Extracted material START

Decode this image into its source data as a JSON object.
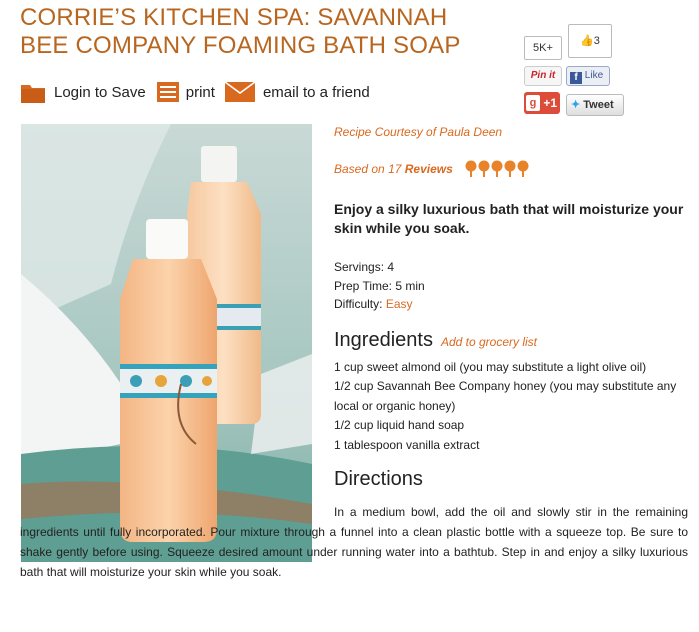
{
  "page": {
    "title": "CORRIE’S KITCHEN SPA: SAVANNAH BEE COMPANY FOAMING BATH SOAP"
  },
  "actions": {
    "login": "Login to Save",
    "print": "print",
    "email": "email to a friend"
  },
  "social": {
    "pin_count": "5K+",
    "pin_label": "Pin it",
    "like_count": "3",
    "like_label": "Like",
    "gplus_label": "+1",
    "tweet_label": "Tweet"
  },
  "recipe": {
    "courtesy_prefix": "Recipe Courtesy of",
    "courtesy_author": "Paula Deen",
    "based_on": "Based on",
    "review_count": "17",
    "reviews_label": "Reviews",
    "rating": 5,
    "rating_max": 5,
    "summary": "Enjoy a silky luxurious bath that will moisturize your skin while you soak.",
    "servings_label": "Servings:",
    "servings": "4",
    "prep_label": "Prep Time:",
    "prep": "5 min",
    "difficulty_label": "Difficulty:",
    "difficulty": "Easy",
    "ingredients_heading": "Ingredients",
    "grocery_link": "Add to grocery list",
    "ingredients": [
      "1 cup sweet almond oil (you may substitute a light olive oil)",
      "1/2 cup Savannah Bee Company honey (you may substitute any local or organic honey)",
      "1/2 cup liquid hand soap",
      "1 tablespoon vanilla extract"
    ],
    "directions_heading": "Directions",
    "directions": "In a medium bowl, add the oil and slowly stir in the remaining ingredients until fully incorporated. Pour mixture through a funnel into a clean plastic bottle with a squeeze top. Be sure to shake gently before using. Squeeze desired amount under running water into a bathtub. Step in and enjoy a silky luxurious bath that will moisturize your skin while you soak."
  },
  "colors": {
    "title": "#b8661f",
    "accent": "#d9691f",
    "star": "#e8832a"
  }
}
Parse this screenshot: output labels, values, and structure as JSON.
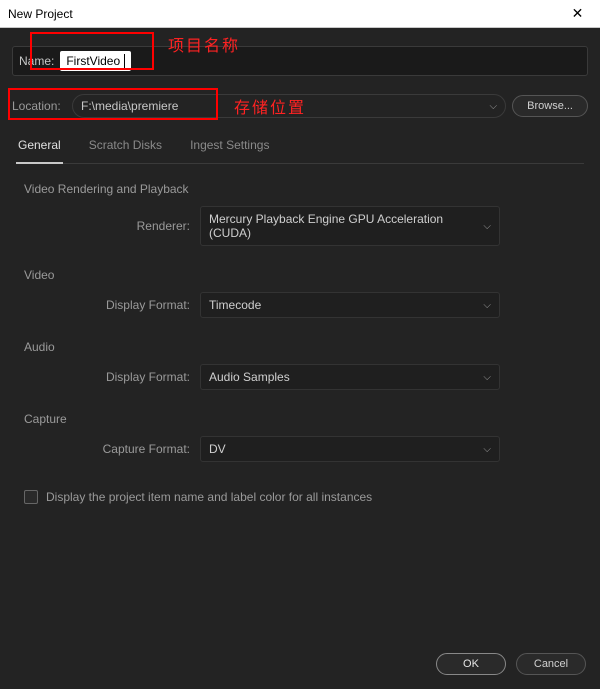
{
  "window": {
    "title": "New Project",
    "close_glyph": "✕"
  },
  "annotations": {
    "name_red": "项目名称",
    "location_red": "存储位置"
  },
  "name": {
    "label": "Name:",
    "value": "FirstVideo"
  },
  "location": {
    "label": "Location:",
    "value": "F:\\media\\premiere",
    "browse": "Browse..."
  },
  "tabs": {
    "general": "General",
    "scratch": "Scratch Disks",
    "ingest": "Ingest Settings"
  },
  "general": {
    "render_section": "Video Rendering and Playback",
    "renderer_label": "Renderer:",
    "renderer_value": "Mercury Playback Engine GPU Acceleration (CUDA)",
    "video_section": "Video",
    "video_df_label": "Display Format:",
    "video_df_value": "Timecode",
    "audio_section": "Audio",
    "audio_df_label": "Display Format:",
    "audio_df_value": "Audio Samples",
    "capture_section": "Capture",
    "capture_label": "Capture Format:",
    "capture_value": "DV"
  },
  "checkbox": {
    "label": "Display the project item name and label color for all instances"
  },
  "footer": {
    "ok": "OK",
    "cancel": "Cancel"
  }
}
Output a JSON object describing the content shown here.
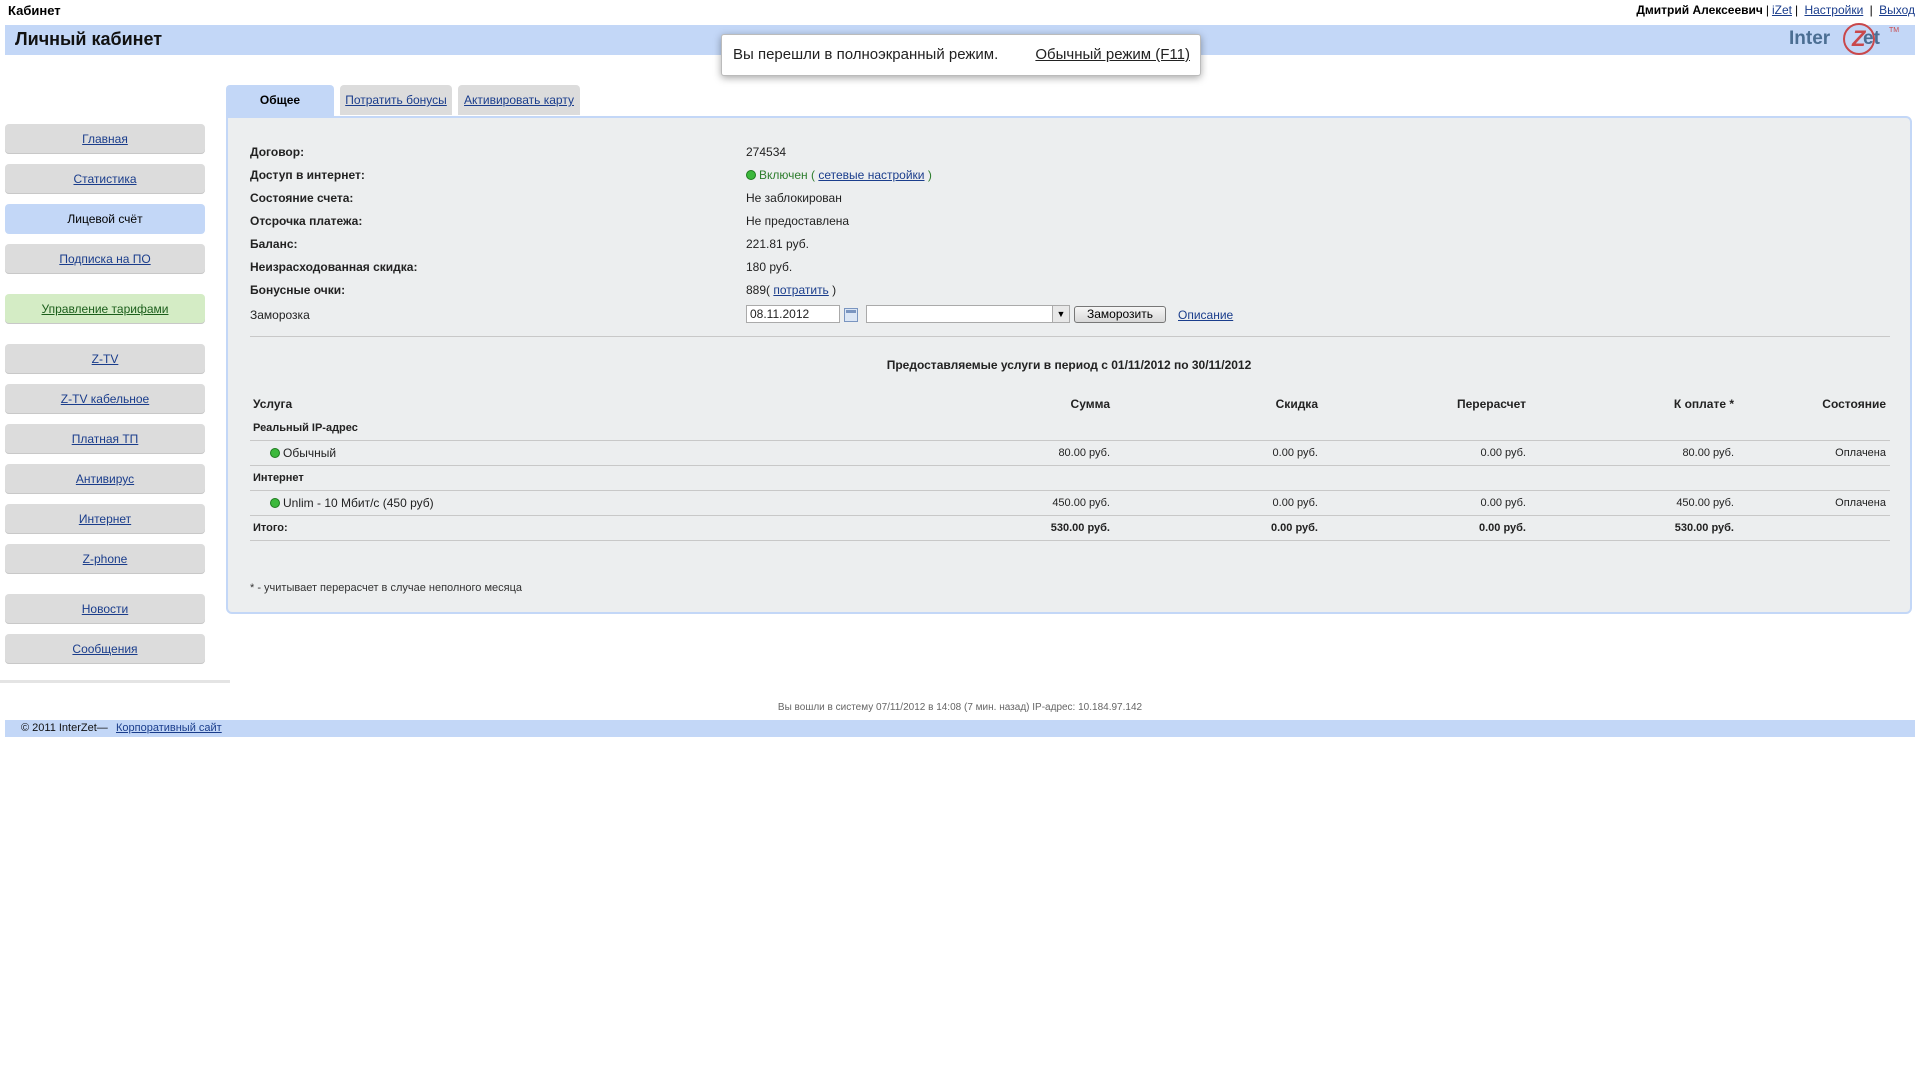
{
  "top": {
    "site_title": "Кабинет",
    "user_name": "Дмитрий Алексеевич",
    "izet": "iZet",
    "settings": "Настройки",
    "logout": "Выход"
  },
  "header": {
    "title": "Личный кабинет",
    "logo_left": "Inter",
    "logo_num": "Z",
    "logo_right": "et",
    "logo_sup": "TM"
  },
  "fullscreen_notice": {
    "message": "Вы перешли в полноэкранный режим.",
    "exit_label": "Обычный режим (F11)"
  },
  "sidebar": {
    "items": [
      {
        "label": "Главная"
      },
      {
        "label": "Статистика"
      },
      {
        "label": "Лицевой счёт"
      },
      {
        "label": "Подписка на ПО"
      },
      {
        "label": "Управление тарифами"
      },
      {
        "label": "Z-TV"
      },
      {
        "label": "Z-TV кабельное"
      },
      {
        "label": "Платная ТП"
      },
      {
        "label": "Антивирус"
      },
      {
        "label": "Интернет"
      },
      {
        "label": "Z-phone"
      },
      {
        "label": "Новости"
      },
      {
        "label": "Сообщения"
      }
    ],
    "active_index": 2
  },
  "tabs": [
    {
      "label": "Общее"
    },
    {
      "label": "Потратить бонусы"
    },
    {
      "label": "Активировать карту"
    }
  ],
  "account": {
    "contract_label": "Договор:",
    "contract_value": "274534",
    "internet_label": "Доступ в интернет:",
    "internet_value": "Включен",
    "internet_open": "(",
    "internet_link": "сетевые настройки",
    "internet_close": ")",
    "state_label": "Состояние счета:",
    "state_value": "Не заблокирован",
    "deferral_label": "Отсрочка платежа:",
    "deferral_value": "Не предоставлена",
    "balance_label": "Баланс:",
    "balance_value": "221.81 руб.",
    "discount_label": "Неизрасходованная скидка:",
    "discount_value": "180 руб.",
    "bonus_label": "Бонусные очки:",
    "bonus_value": "889(",
    "bonus_link": "потратить",
    "bonus_close": ")",
    "freeze_label": "Заморозка",
    "freeze_date": "08.11.2012",
    "freeze_select": "",
    "freeze_button": "Заморозить",
    "freeze_desc": "Описание"
  },
  "services": {
    "title": "Предоставляемые услуги в период с 01/11/2012 по 30/11/2012",
    "headers": {
      "name": "Услуга",
      "sum": "Сумма",
      "discount": "Скидка",
      "recalc": "Перерасчет",
      "to_pay": "К оплате *",
      "state": "Состояние"
    },
    "groups": [
      {
        "name": "Реальный IP-адрес",
        "rows": [
          {
            "name": "Обычный",
            "sum": "80.00 руб.",
            "discount": "0.00 руб.",
            "recalc": "0.00 руб.",
            "to_pay": "80.00 руб.",
            "state": "Оплачена"
          }
        ]
      },
      {
        "name": "Интернет",
        "rows": [
          {
            "name": "Unlim - 10 Мбит/с (450 руб)",
            "sum": "450.00 руб.",
            "discount": "0.00 руб.",
            "recalc": "0.00 руб.",
            "to_pay": "450.00 руб.",
            "state": "Оплачена"
          }
        ]
      }
    ],
    "total": {
      "label": "Итого:",
      "sum": "530.00 руб.",
      "discount": "0.00 руб.",
      "recalc": "0.00 руб.",
      "to_pay": "530.00 руб."
    },
    "footnote": "* - учитывает перерасчет в случае неполного месяца"
  },
  "footer": {
    "login_info": "Вы вошли в систему 07/11/2012 в 14:08 (7 мин. назад) IP-адрес: 10.184.97.142",
    "copyright": "© 2011 InterZet—",
    "corp_link": "Корпоративный сайт"
  },
  "colors": {
    "accent_blue": "#c3d7f7",
    "panel_bg": "#eceeef",
    "link": "#1a3d8c",
    "ok_green": "#2d7d2d",
    "status_dot": "#3cb83c"
  }
}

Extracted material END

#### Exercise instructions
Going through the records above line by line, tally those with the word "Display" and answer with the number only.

#### Expected answer
3